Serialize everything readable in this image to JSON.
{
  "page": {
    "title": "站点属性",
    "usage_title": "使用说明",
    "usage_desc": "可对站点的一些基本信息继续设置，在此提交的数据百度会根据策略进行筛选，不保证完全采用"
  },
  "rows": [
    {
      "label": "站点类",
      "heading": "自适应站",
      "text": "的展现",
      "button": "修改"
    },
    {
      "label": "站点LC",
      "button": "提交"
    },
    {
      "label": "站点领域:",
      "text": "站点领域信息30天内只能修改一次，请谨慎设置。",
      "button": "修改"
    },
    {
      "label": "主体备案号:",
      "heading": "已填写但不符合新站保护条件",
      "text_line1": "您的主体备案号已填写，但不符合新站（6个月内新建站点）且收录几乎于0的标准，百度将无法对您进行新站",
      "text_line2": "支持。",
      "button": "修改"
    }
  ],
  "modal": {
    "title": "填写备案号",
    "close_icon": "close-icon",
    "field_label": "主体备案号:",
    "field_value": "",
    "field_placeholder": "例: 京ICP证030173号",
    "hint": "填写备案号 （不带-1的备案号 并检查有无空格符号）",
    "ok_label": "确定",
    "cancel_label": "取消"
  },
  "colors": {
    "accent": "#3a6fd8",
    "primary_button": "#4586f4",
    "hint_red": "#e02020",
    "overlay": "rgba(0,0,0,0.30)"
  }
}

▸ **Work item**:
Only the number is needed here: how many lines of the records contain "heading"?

▸ **Result of this exercise**:
2